Evoking the massive novels of Victor Hugo and Charles Dickens, the complex story centers on the bastard child of an ill-fated romance between two members of the aristocracy who are forbidden to marry. Joao, the initial narrator of the film, is a precocious 14year-old desperate to discover his parentage. Living under the care of a kindly priest, Joao is first introduced to his mother, a beautiful countess married to a cad of a man who controls her fate and fortune. Gradually, the tale of how he came to be born is told to the young Joao, who is surprised to discover that this is not his real name.
This is just the beginning of a finely wrought narrative where many characters turn out to be hiding secrets, including multiple identities. As these are slowly stripped away, a series of surprising revelations comes to the fore. While the narrative is expertly told by Ruiz and screenwriter Carlos Saboga, the film’s magnificence is buoyed by refined art direction and fluid camerawork. The cinematography is both strikingly formal and highly fluid; Ruiz’s camera prowls through the elegant drawing rooms and estates of Portugal’s aristocracy, while making side trips to Spain, France and Italy, as the fascinating characters weave in and out of each other’s lives. Ruiz has made one of the best films in his illustrious career and, thankfully, he has lived to make even more. [Synopsis courtesy of Piers Handling/Toronto International Film Festival]

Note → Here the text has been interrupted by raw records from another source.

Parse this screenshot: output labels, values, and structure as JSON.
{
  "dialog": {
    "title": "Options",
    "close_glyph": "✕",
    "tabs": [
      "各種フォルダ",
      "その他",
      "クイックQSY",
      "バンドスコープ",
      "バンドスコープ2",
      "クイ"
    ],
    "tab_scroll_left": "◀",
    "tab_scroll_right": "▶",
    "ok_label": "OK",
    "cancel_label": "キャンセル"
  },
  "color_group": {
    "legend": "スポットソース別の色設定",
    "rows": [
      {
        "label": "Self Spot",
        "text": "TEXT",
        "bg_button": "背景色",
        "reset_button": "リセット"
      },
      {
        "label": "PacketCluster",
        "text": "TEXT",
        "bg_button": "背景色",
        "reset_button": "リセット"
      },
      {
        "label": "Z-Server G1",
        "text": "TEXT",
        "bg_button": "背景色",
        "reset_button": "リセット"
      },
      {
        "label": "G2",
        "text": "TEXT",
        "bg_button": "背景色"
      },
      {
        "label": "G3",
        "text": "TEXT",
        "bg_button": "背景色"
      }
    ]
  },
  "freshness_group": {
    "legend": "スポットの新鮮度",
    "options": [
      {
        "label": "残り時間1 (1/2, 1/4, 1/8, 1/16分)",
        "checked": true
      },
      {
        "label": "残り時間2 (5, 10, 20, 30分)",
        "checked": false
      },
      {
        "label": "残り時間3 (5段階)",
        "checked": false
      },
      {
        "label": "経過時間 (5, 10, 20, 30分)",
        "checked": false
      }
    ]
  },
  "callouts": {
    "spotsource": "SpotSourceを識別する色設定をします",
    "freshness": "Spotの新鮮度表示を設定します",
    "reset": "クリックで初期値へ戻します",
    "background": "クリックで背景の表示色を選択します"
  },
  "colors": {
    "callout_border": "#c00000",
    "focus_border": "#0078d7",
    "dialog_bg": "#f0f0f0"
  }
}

In Nazi-occupied France during World War II, a group of Jewish-American soldiers known as “The Basterds” are chosen specifically to spread fear throughout the Third Reich by scalping and brutally killing Nazis. The Basterds, lead by Lt. Aldo Raine soon cross paths with a French-Jewish teenage girl who runs a movie theater in Paris which is targeted by the soldiers.